House One

Whispering House
Whispering House

Panorama windows in Whispering House, organized using a proportional system based on Euclid’s algorithm
Panorama windows in Whispering House, organized using a proportional system based on Euclid’s algorithm

Visual privacy provided by the curved hallway in the Whispering House
Visual privacy provided by the curved hallway in the Whispering House

Living room of House One with open view of the rhythm of the construction
Living room of House One with open view of the rhythm of the construction

View of the construction from the office space in House One
View of the construction from the office space in House One

Bedroom in House One
Bedroom in House One

House One
House One




PROJECTINDEX
 
DIS-TANCE
Technische Universiteit Eindhoven
ARCHITECTURE

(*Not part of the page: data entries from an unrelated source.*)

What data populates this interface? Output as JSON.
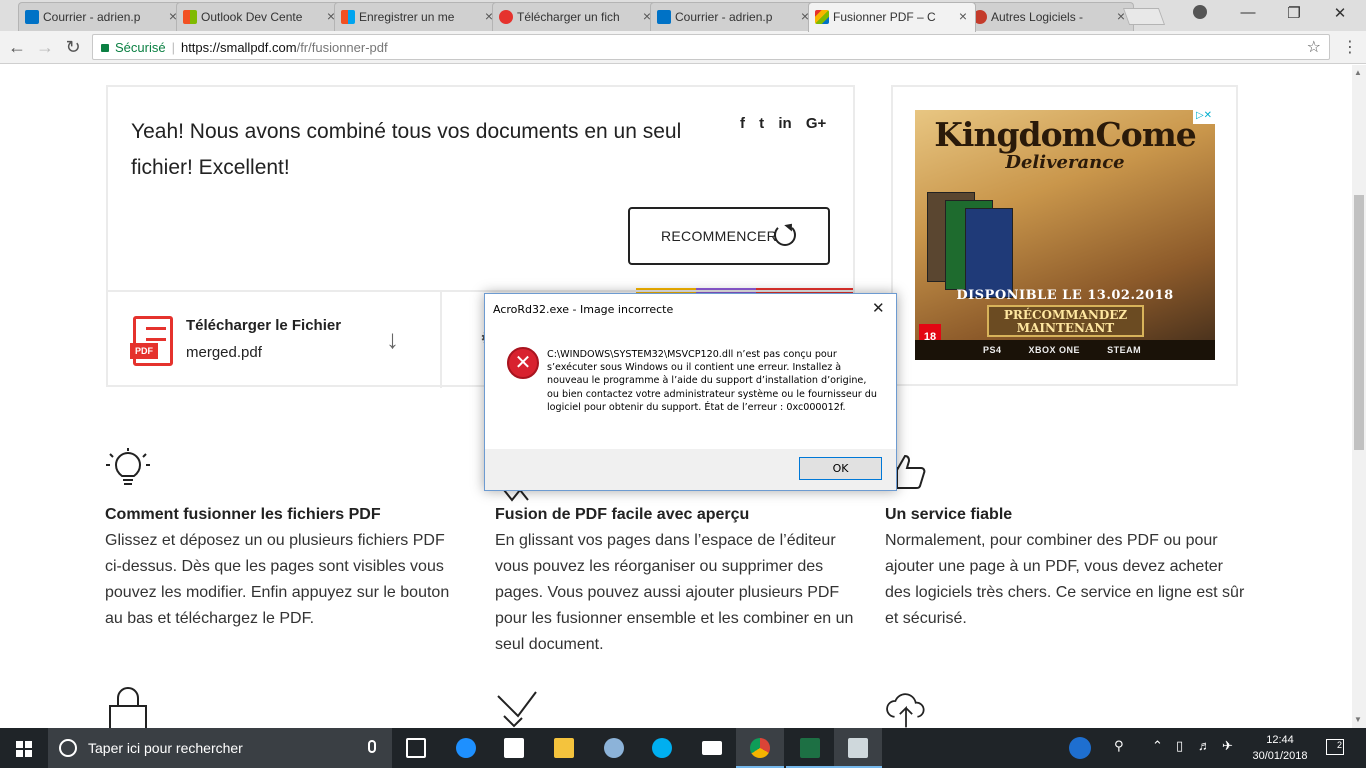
{
  "browser": {
    "tabs": [
      {
        "label": "Courrier - adrien.p",
        "color": "#0072c6"
      },
      {
        "label": "Outlook Dev Cente",
        "color": "#f25022"
      },
      {
        "label": "Enregistrer un me",
        "color": "#7fba00"
      },
      {
        "label": "Télécharger un fich",
        "color": "#e5322d"
      },
      {
        "label": "Courrier - adrien.p",
        "color": "#0072c6"
      },
      {
        "label": "Fusionner PDF – C",
        "color": "#e5322d"
      },
      {
        "label": "Autres Logiciels - ",
        "color": "#c43b2b"
      }
    ],
    "tab_close_glyph": "×",
    "secure_label": "Sécurisé",
    "url_host": "https://smallpdf.com",
    "url_path": "/fr/fusionner-pdf"
  },
  "main": {
    "success_message": "Yeah! Nous avons combiné tous vos documents en un seul fichier! Excellent!",
    "share_icons": [
      "facebook-icon",
      "twitter-icon",
      "linkedin-icon",
      "google-plus-icon"
    ],
    "share_glyphs": [
      "f",
      "t",
      "in",
      "G+"
    ],
    "restart_label": "RECOMMENCER",
    "download_title": "Télécharger le Fichier",
    "download_file": "merged.pdf",
    "pdf_tag": "PDF"
  },
  "ad": {
    "title": "KingdomCome",
    "subtitle": "Deliverance",
    "date": "DISPONIBLE LE 13.02.2018",
    "cta_line1": "PRÉCOMMANDEZ",
    "cta_line2": "MAINTENANT",
    "pegi": "18",
    "platforms": [
      "PS4",
      "XBOX ONE",
      "STEAM"
    ]
  },
  "features": [
    {
      "title": "Comment fusionner les fichiers PDF",
      "text": "Glissez et déposez un ou plusieurs fichiers PDF ci-dessus. Dès que les pages sont visibles vous pouvez les modifier. Enfin appuyez sur le bouton au bas et téléchargez le PDF."
    },
    {
      "title": "Fusion de PDF facile avec aperçu",
      "text": "En glissant vos pages dans l’espace de l’éditeur vous pouvez les réorganiser ou supprimer des pages. Vous pouvez aussi ajouter plusieurs PDF pour les fusionner ensemble et les combiner en un seul document."
    },
    {
      "title": "Un service fiable",
      "text": "Normalement, pour combiner des PDF ou pour ajouter une page à un PDF, vous devez acheter des logiciels très chers. Ce service en ligne est sûr et sécurisé."
    }
  ],
  "dialog": {
    "title": "AcroRd32.exe - Image incorrecte",
    "message": "C:\\WINDOWS\\SYSTEM32\\MSVCP120.dll n’est pas conçu pour s’exécuter sous Windows ou il contient une erreur. Installez à nouveau le programme à l’aide du support d’installation d’origine, ou bien contactez votre administrateur système ou le fournisseur du logiciel pour obtenir du support. État de l’erreur : 0xc000012f.",
    "ok_label": "OK"
  },
  "taskbar": {
    "search_placeholder": "Taper ici pour rechercher",
    "time": "12:44",
    "date": "30/01/2018",
    "notification_count": "2"
  },
  "colors": {
    "accent_red": "#e5322d",
    "secure_green": "#0b8043",
    "taskbar": "#1f2428"
  }
}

A design for two houses, Whispering House and House One, using Euclid’s algorithm to achieve better and unique design solutions.
House One is 39 metres long and comprises a studio and a nearby guest house. The design focuses on studying the grid generated using Euclidean rhythms in their one-dimensional representation. Measurements of 480, 720, 960 and 1200 mm are combined in a unique modular construction grid. The grid is visually less rigid than most modular construction systems used in the building industry and has greater potential for different combinations. Euclid’s algorithm is used as a means of composing different modular elements in a pattern comparable to a musical beat. The calculation method served as a guideline for modifying the patterns. The algorithm can be used on any other chosen design to proportion the structural grid.
Whispering House is about perceiving distance through different senses. The visual experience is determined by the house’s subdivision into rooms in accordance with the two-dimensional representation of Euclid’s algorithm. The experience of distance can be observed through hearing as well as vision. Reverberations in the main space make the house seem larger and the whispering gallery makes distances seem shorter. This gives every resident a privacy zone so that in a small house the sense of family can be retained for a household of two parents and three or four children while individual members can at the same time enjoy sufficient private space.
Both designs seek to refute the myth of the existence of a perfect proportional system. Formerly it was thought that proportions were a mystical recipe for beauty. At present the idea prevails that the experience of beauty is as much a product of habituation as of roused expectations. We regard a particular ratio, such as the Golden Section, as beautiful because of its mystical charge. We are expected to find it beautiful because we are told that proportion holds the pattern of life. But other proportions can just as easily evoke a sense of beauty. Maybe the presence of a pattern is in itself enough. As a purely logical mathematical system, proportioning refers to a pattern of relationships between different components of a building and can be understood as such. My study into the nature of proportions rejects the idea of proportion as a recipe for beauty. I have redefined proportion as a system. This new attitude to proportions yields a flexible approach to designing new spatial arrangements. There are still an infinite number of such proportional systems to explore. This experimentation with new dimensional systems can result in unique designs, better structural solutions and more flexible modules and can at the same time satisfy our own aesthetic expectations.
My graduation project sounds out the concept of proportion as contained in Euclid’s algorithm. The algorithm is normally used to find the greatest common denominator of two numbers or of two random lengths. It has never been applied in architecture before now. Euclid’s algorithm creates a rhythm that can be spread over a particular distance. Designing on the strength of this new algorithm was an experiment to study the experience and perception of the division brought about by the algorithm. Both houses were designed proceeding from the algorithm, be it each in their own way. Its possibilities are explored by applying it to distances between different elements of the design such as the construction or the function. Consequently each house is a case study of the one- and two-dimensional representations of the same new proportional system: Euclid’s algorithm.